The Problems With Advertising Start With Paranoid, Uncreative Agency Management

March 13, 1988

Thank you for a well-informed, depressingly true analysis of the state of American advertising (Feb. 21, Viewpoints, "Advertising Has a Lot to Learn From New, Improved--and Smarter--Public").

Many ad agencies have lost sight of the fact that they are in the business of creating marketing concepts that will sell the client's product. As your column quite rightly pointed out, consumers are turning off vulgar, shocking and pat depictions of humanity.

How many more sugary sweet "isn't-life-just-wonderful-honey" commercials do we have to endure? No wonder the consumer is jaded.

Far too often, ad agency management is paranoid of losing the business if it argues for a creative strategy it knows the client will reject. Pandering to the client ultimately hurts both the client and agency and, possibly, the product or service involved. Lack of conviction by agency management about the power of advertising allows this situation to develop.

The bigger agencies, accepting that they cannot win business on the strength of their creativity, have joined together in a succession of mega-mergers. Even as recently as the 1970s, each major agency could be recognized for certain innate traits or a special philosophy of doing business. Nowadays, nobody knows what anybody stands for, and, worst of all, nobody even cares.

Consumers will increasingly refuse to put up with advertising that offends them, patronizes them or bores them. Clients will increasingly turn to sales promotion and direct marketing that at least shows them a measurable return on their investment.

I would recommend that every agency executive spend at least one month out of the office just talking to everyday people in supermarkets, bars--in fact, anywhere. Then we might get some stunning insights that could be turned into stimulating advertising.
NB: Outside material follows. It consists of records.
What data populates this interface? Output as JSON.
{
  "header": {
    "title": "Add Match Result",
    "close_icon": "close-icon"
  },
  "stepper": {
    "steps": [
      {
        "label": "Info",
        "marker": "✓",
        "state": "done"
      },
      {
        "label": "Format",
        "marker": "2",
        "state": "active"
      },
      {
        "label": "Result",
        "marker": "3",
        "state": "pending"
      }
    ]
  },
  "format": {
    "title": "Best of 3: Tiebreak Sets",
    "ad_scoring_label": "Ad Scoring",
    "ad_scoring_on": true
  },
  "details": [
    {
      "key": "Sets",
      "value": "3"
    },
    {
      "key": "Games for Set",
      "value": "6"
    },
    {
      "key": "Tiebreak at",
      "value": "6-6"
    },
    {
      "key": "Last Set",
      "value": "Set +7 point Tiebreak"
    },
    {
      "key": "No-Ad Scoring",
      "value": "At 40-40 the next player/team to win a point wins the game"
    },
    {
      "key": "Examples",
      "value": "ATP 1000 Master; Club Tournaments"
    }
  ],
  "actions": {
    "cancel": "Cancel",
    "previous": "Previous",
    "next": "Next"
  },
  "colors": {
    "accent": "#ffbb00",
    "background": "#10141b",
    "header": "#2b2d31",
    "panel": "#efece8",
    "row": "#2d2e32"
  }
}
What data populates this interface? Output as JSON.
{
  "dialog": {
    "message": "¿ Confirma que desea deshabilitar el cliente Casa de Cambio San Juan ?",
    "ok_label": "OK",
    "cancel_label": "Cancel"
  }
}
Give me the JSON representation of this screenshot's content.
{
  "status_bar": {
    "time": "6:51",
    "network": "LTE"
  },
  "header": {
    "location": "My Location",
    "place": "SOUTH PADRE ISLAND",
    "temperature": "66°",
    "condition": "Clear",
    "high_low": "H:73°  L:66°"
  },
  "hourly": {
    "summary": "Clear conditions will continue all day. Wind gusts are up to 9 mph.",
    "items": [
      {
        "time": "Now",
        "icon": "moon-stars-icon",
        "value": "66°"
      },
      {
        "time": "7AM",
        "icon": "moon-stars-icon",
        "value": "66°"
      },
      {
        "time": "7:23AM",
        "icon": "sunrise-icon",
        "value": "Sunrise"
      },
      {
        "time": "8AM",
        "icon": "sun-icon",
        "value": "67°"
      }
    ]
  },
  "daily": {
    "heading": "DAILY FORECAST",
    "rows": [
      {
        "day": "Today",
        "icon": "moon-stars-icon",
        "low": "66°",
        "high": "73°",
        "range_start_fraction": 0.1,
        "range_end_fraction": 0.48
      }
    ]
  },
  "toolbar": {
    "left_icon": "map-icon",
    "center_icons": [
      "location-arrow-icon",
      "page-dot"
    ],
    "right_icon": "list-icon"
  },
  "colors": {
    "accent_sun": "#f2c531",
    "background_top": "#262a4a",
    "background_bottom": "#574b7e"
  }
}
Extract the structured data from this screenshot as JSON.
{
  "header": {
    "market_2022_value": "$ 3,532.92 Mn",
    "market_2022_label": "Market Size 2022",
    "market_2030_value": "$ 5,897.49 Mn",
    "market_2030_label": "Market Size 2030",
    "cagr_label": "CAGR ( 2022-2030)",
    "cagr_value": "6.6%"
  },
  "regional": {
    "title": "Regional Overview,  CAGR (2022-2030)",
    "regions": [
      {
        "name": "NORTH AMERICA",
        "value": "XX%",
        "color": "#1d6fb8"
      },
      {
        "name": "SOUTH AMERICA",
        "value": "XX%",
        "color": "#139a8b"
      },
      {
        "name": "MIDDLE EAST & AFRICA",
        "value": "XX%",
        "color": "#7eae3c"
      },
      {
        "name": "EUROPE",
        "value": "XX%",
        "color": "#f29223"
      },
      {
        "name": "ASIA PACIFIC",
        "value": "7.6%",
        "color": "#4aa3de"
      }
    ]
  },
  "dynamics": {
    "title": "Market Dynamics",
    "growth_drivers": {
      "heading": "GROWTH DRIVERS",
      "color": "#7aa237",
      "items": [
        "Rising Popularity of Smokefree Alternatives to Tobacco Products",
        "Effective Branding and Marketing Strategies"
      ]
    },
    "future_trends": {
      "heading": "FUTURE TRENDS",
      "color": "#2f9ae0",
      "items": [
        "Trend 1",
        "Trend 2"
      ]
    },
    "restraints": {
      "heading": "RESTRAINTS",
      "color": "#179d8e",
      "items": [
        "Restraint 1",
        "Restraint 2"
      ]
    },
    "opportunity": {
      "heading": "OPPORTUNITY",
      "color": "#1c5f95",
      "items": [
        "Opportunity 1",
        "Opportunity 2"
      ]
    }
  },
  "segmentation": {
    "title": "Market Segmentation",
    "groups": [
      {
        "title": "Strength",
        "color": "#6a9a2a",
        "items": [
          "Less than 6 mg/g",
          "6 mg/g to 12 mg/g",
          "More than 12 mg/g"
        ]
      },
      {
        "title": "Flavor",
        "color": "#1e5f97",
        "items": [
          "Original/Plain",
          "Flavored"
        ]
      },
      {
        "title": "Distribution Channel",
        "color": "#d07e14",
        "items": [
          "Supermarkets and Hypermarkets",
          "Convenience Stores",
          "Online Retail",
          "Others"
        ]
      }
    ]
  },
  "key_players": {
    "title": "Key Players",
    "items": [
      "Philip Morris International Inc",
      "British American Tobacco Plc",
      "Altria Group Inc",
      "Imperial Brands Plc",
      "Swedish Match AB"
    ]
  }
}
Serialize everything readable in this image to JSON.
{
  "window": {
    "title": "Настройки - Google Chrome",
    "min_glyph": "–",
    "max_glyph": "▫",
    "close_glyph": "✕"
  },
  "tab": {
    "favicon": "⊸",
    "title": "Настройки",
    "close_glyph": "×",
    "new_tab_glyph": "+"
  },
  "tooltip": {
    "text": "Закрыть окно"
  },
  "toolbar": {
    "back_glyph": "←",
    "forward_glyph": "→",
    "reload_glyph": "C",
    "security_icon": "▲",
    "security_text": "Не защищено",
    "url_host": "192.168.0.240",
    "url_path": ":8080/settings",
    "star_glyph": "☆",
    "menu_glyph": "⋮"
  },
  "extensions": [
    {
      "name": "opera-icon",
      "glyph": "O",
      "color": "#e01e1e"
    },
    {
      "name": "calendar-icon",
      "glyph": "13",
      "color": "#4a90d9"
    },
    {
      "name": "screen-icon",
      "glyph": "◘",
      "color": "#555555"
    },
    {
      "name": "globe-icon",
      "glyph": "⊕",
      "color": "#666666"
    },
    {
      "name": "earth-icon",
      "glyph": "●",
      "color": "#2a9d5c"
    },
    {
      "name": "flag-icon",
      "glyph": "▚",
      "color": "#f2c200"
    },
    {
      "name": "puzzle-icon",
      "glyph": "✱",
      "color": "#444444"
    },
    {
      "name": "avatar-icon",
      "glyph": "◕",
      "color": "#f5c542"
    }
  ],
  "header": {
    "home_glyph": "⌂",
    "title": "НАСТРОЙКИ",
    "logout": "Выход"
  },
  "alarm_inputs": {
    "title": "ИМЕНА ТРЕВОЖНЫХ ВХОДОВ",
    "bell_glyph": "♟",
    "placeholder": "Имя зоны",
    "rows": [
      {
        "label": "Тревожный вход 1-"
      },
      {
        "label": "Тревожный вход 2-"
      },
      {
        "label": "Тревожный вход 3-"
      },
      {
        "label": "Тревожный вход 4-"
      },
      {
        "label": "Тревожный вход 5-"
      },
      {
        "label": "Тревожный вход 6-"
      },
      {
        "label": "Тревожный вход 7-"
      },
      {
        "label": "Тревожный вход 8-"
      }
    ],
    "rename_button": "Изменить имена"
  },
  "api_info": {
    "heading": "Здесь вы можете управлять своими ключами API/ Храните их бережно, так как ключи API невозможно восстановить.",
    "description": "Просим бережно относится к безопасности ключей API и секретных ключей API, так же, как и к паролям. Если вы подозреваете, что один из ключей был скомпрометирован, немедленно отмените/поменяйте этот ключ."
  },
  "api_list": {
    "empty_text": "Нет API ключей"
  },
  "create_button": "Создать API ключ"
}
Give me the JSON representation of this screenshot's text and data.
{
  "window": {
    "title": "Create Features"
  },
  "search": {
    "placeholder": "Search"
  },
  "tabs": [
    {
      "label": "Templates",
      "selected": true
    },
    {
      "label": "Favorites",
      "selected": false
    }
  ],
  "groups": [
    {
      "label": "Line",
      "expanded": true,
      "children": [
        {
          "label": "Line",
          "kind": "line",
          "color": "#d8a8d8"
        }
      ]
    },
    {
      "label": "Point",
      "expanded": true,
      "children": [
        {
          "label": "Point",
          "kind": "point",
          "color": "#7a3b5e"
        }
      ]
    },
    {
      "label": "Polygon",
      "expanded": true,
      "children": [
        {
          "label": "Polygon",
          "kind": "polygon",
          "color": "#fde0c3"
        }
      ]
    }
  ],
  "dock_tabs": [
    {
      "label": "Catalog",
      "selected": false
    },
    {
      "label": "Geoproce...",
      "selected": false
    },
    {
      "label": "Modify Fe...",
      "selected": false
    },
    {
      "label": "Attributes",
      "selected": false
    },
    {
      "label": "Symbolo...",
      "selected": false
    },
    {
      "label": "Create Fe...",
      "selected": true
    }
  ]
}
And then we might win back some of the respect of the American consumer and of our clients.


Mission Viejo

The writer is an advertising and marketing consultant.

Los Angeles Times Articles